"Our findings help explain how young children learn so quickly, even in an uncertain and imperfect world," said Meltzoff, a UW professor who holds the Job and Gertrud Tamaki Endowed Chair. "Remarkably, they learn about causality even if the people they are watching make mistakes and are right some but not all of the time."

This intuitive grasp of statistics and weighing likelihoods of a cause-and-effect scenario show that toddlers don't need to have to go through trial and error to learn - they can just watch what other people do.

The researchers hope that educators can use the findings to develop science, technology, engineering and mathematics curriculum that take advantage of young children's ability to learn through observation using less-than-perfect causal relationships.

"The current way of teaching probabilities relies on fractions and decimals, and many children struggle to understand these concepts when they are introduced in grade school," Waismeyer said. "Maybe it would be easier if we introduced these mathematical principles earlier and had our teaching mesh with or build on the intuitive ways that children think."
-end-
Grants from the James S. McDonnell Foundation and the National Science Foundation funded the study.

Grants: SMA-0835854, BCS-1023875, and DRL-1251702

University of Washington

## Related Learning Articles from Brightsurf:

Learning the language of sugars
We're told not to eat too much sugar, but in reality, all of our cells are covered in sugar molecules called glycans.

When learning on your own is not enough
We make decisions based on not only our own learning experience, but also learning from others.

Learning more about particle collisions with machine learning
A team of Argonne scientists has devised a machine learning algorithm that calculates, with low computational time, how the ATLAS detector in the Large Hadron Collider would respond to the ten times more data expected with a planned upgrade in 2027.

Getting kids moving, and learning
Children are set to move more, improve their skills, and come up with their own creative tennis games with the launch of HomeCourtTennis, a new initiative to assist teachers and coaches with keeping kids active while at home.

How expectations influence learning
During learning, the brain is a prediction engine that continually makes theories about our environment and accurately registers whether an assumption is true or not.

Technology in higher education: learning with it instead of from it
Technology has shifted the way that professors teach students in higher education.

Learning is optimized when we fail 15% of the time
If you're always scoring 100%, you're probably not learning anything new.

School spending cuts triggered by great recession linked to sizable learning losses for learning losses for students in hardest hit areas
Substantial school spending cuts triggered by the Great Recession were associated with sizable losses in academic achievement for students living in counties most affected by the economic downturn, according to a new study published today in AERA Open, a peer-reviewed journal of the American Educational Research Association.

Lessons in learning
A new Harvard study shows that, though students felt like they learned more from traditional lectures, they actually learned more when taking part in active learning classrooms.

Learning to look
A team led by JGI scientists has overhauled the perception of inovirus diversity.

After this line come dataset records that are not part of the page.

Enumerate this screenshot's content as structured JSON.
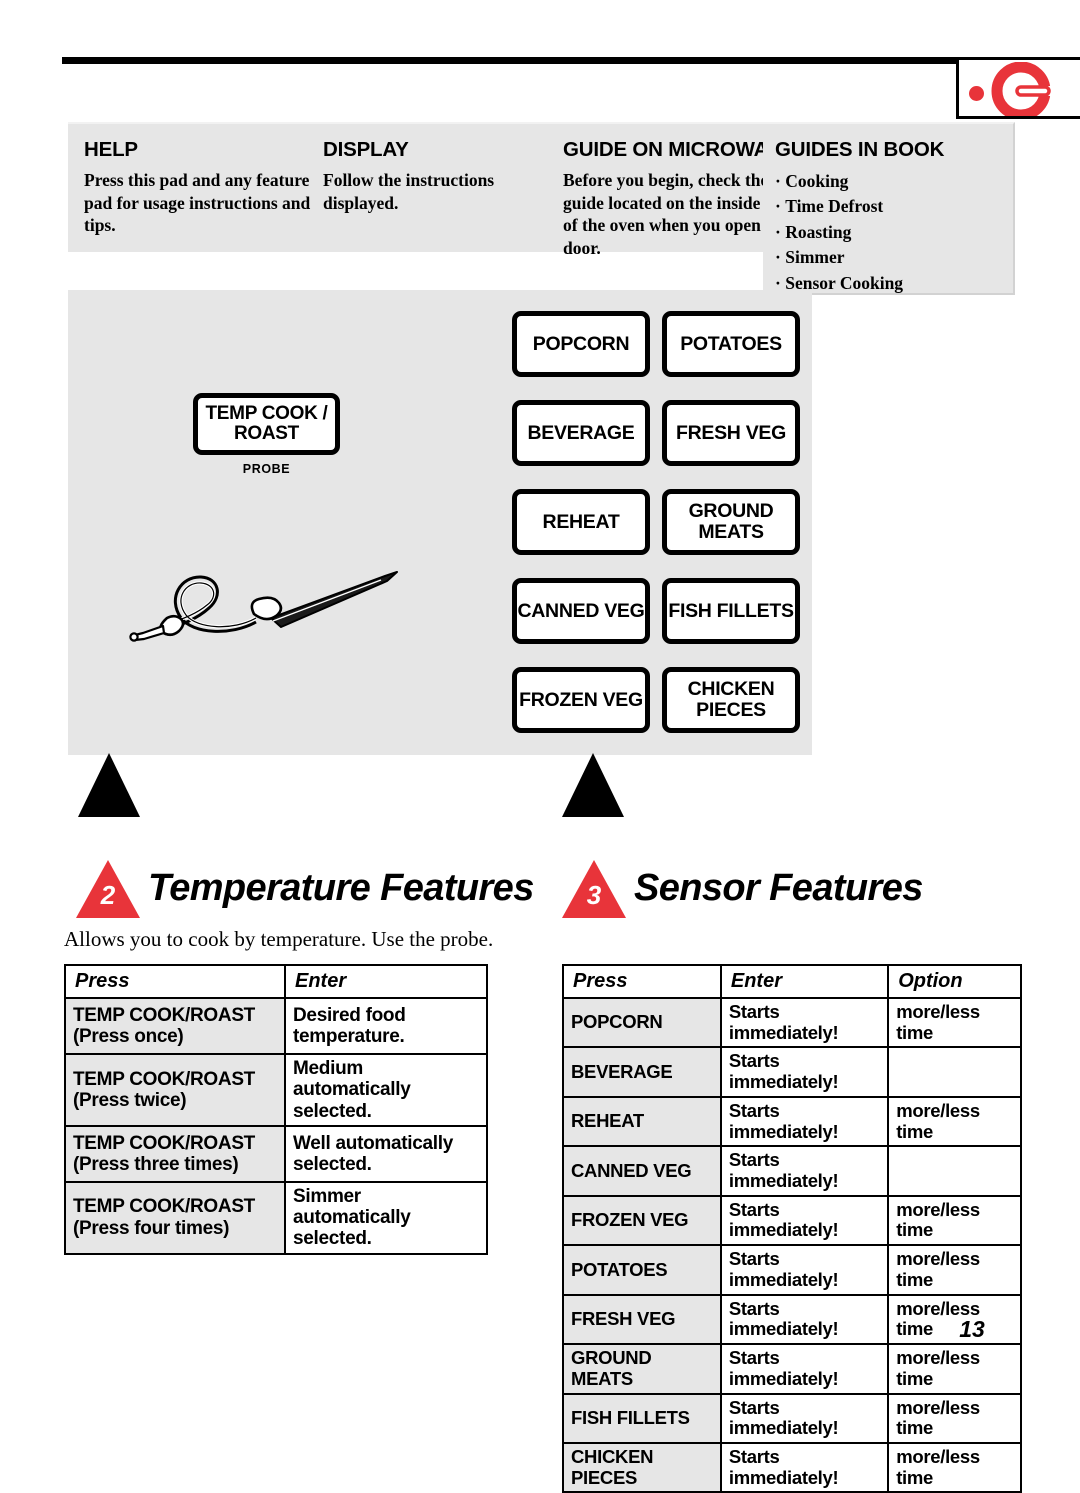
{
  "brand": {
    "logo_name": "ge-monogram-logo",
    "accent_color": "#E8343A"
  },
  "info_band": {
    "columns": [
      {
        "heading": "HELP",
        "body": "Press this pad and any feature pad for usage instructions and tips."
      },
      {
        "heading": "DISPLAY",
        "body": "Follow the instructions displayed."
      },
      {
        "heading": "GUIDE ON MICROWAVE",
        "body": "Before you begin, check the guide located on the inside front of the oven when you open the door."
      }
    ],
    "guides_in_book": {
      "heading": "GUIDES IN BOOK",
      "items": [
        "Cooking",
        "Time Defrost",
        "Roasting",
        "Simmer",
        "Sensor Cooking"
      ]
    }
  },
  "control_panel": {
    "temp_pad_label": "TEMP COOK / ROAST",
    "probe_caption": "PROBE",
    "sensor_pads": [
      "POPCORN",
      "POTATOES",
      "BEVERAGE",
      "FRESH VEG",
      "REHEAT",
      "GROUND MEATS",
      "CANNED VEG",
      "FISH FILLETS",
      "FROZEN VEG",
      "CHICKEN PIECES"
    ]
  },
  "sections": [
    {
      "number": "2",
      "title": "Temperature Features",
      "subtitle": "Allows you to cook by temperature. Use the probe."
    },
    {
      "number": "3",
      "title": "Sensor Features",
      "subtitle": ""
    }
  ],
  "temperature_table": {
    "headers": [
      "Press",
      "Enter"
    ],
    "rows": [
      {
        "press": "TEMP COOK/ROAST",
        "press_sub": "(Press once)",
        "enter": "Desired food temperature."
      },
      {
        "press": "TEMP COOK/ROAST",
        "press_sub": "(Press twice)",
        "enter": "Medium automatically selected."
      },
      {
        "press": "TEMP COOK/ROAST",
        "press_sub": "(Press three times)",
        "enter": "Well automatically selected."
      },
      {
        "press": "TEMP COOK/ROAST",
        "press_sub": "(Press four times)",
        "enter": "Simmer automatically selected."
      }
    ]
  },
  "sensor_table": {
    "headers": [
      "Press",
      "Enter",
      "Option"
    ],
    "rows": [
      {
        "press": "POPCORN",
        "enter": "Starts immediately!",
        "option": "more/less time"
      },
      {
        "press": "BEVERAGE",
        "enter": "Starts immediately!",
        "option": ""
      },
      {
        "press": "REHEAT",
        "enter": "Starts immediately!",
        "option": "more/less time"
      },
      {
        "press": "CANNED VEG",
        "enter": "Starts immediately!",
        "option": ""
      },
      {
        "press": "FROZEN VEG",
        "enter": "Starts immediately!",
        "option": "more/less time"
      },
      {
        "press": "POTATOES",
        "enter": "Starts immediately!",
        "option": "more/less time"
      },
      {
        "press": "FRESH VEG",
        "enter": "Starts immediately!",
        "option": "more/less time"
      },
      {
        "press": "GROUND MEATS",
        "enter": "Starts immediately!",
        "option": "more/less time"
      },
      {
        "press": "FISH FILLETS",
        "enter": "Starts immediately!",
        "option": "more/less time"
      },
      {
        "press": "CHICKEN PIECES",
        "enter": "Starts immediately!",
        "option": "more/less time"
      }
    ]
  },
  "page_number": "13"
}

Read More: Learning News and Learning Current Events
Brightsurf.com is a participant in the Amazon Services LLC Associates Program, an affiliate advertising program designed to provide a means for sites to earn advertising fees by advertising and linking to Amazon.com.